The lead sound in the drop section of Chemistry stands out for me as an element that can only be realised with a modular synth. When you work with such an instrument in the studio all the time you begin to take the flexibility and the options for granted at some point. I only fully understood how much of a genuine modular element this lead is when I tried to adapt it with the Moog Sub 37 for my live set. While the Sub 37 is an extremely flexible synth in his own right, it was completely impossible to even get close with it to what I did with the big Moog. 

Here’s what I did: At first glance the lead sounds like a typical Moog line with a vibrato LFO controlling the pitch of the oscillators. But what you can see especially towards the end of the video snippet is that what sounds like a vibrato is in fact a multiple note sequence on the 960 sequencer module that runs very fast. In this case the sequencer is not synced to the MIDI tempo, but I am modulating the speed of the internal sequencer clock with my left hand. When it runs faster it sounds like a vibrato, and at lower speeds the individual notes from the sequence come through, then you can really hear this is not a mere vibrato but actually a melody.

While this is very cool to begin with, the complexity of the patch does not stop here. The sound is set up for amplitude modulation (AM synthesis), which means that the original mono signal from the oscillators is split after the filter into two VCAs, one for the left, and one for the right channel. These VCAs are being modulated with an LFO, whose positive and negative outputs go to both VCAs. In turn, at low LFO speeds, the result is a panning of the signal in the stereo field. But when the LFO runs at audio speed the resulting ultra fast panning means the VCAs are breaking up, producing a whole new range of harmonics. This has to be tuned very carefully so that the result doesn’t become a complete harmonic disaster.
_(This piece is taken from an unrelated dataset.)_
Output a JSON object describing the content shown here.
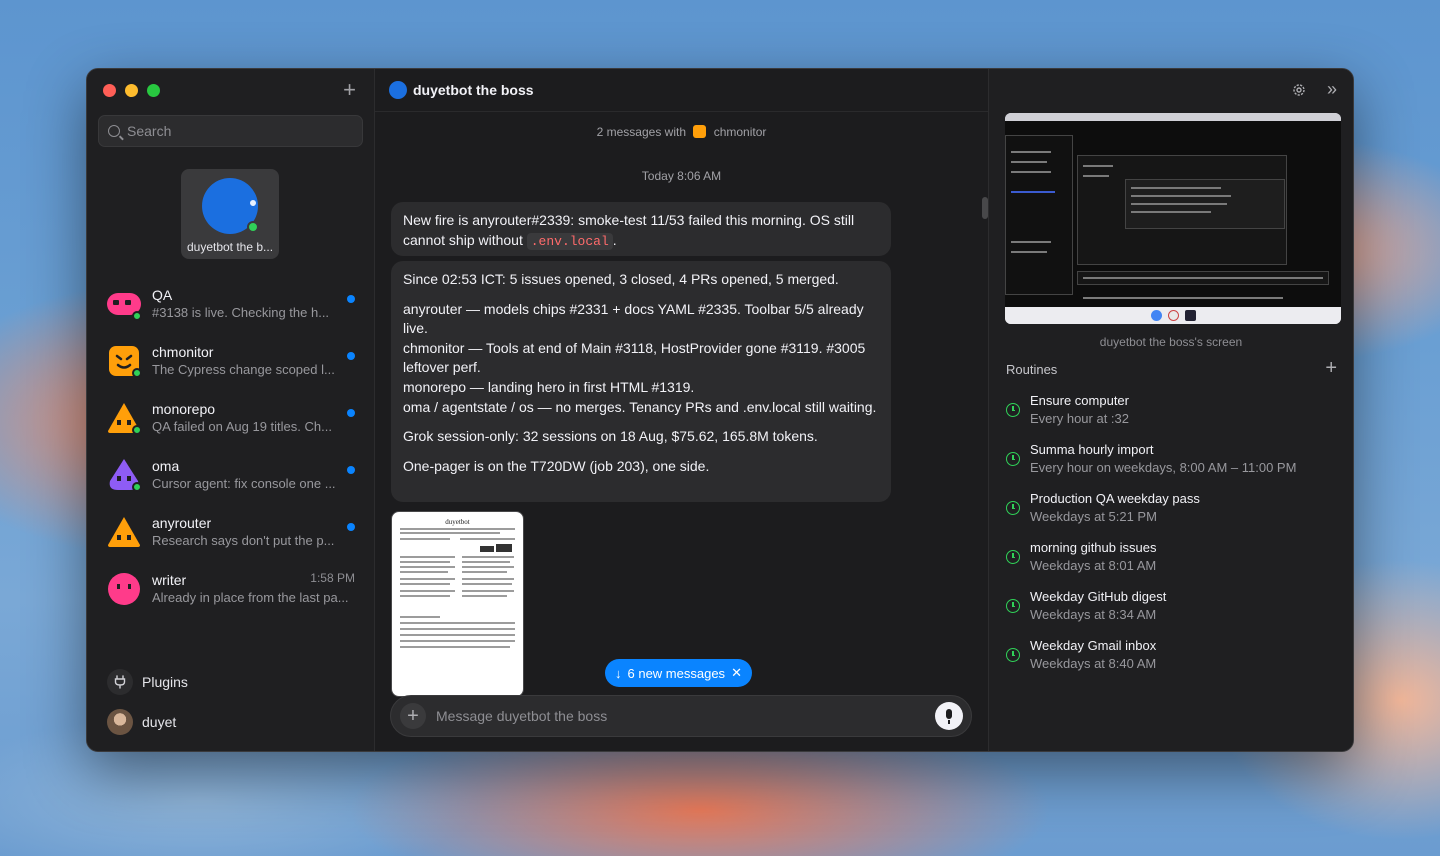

To ensure this the LFO who controls the VCAs has to be controlled itself by the same pitch control voltage that the sequencer is sending to the oscillators. And when this locks in it gives a very beautiful additional harmonic spectrum, and also a super wide „natural“ stereo imagine. I say „natural“, because all the harmonics are wandering around in the panorama at their own individual speed, and this results in a super wide synth sound where the stereo width is actually a part, a function of the synthesis itself, and not achieved by way of using a chorus or reverb on top of a mono synth sound. I am using AM sounds all the time, the drone pad in Chemistry is another example, for instance.

Now the cool thing for this lead sound is that when I change the speed of the sequencer oscillator this not only changes the character of the „vibrato“ or the sequence melody, it simultaneously also changes the way how the sound bounces around in the stereo field. And it all results in a lead sound that has a very direct purpose at first glance, but if you delve deeper into this it sounds as complex and rich as no other synth – and all of it has been purely realised with the means of traditional synthesis, not with external effects. And that for me is the true beauty of modular sounds.


And, by the way: The high „backwards“ arpeggio that you can hear in the breakdown of Chemistry right before the drop is how this patch sounded when it was idling, without me playing any notes on the keyboard. I didn't plan to create this breakdown element, but working on the drop part I realised its beauty and recorded it for the break – a happy accident, and yet another reason why I love modular synths so much!“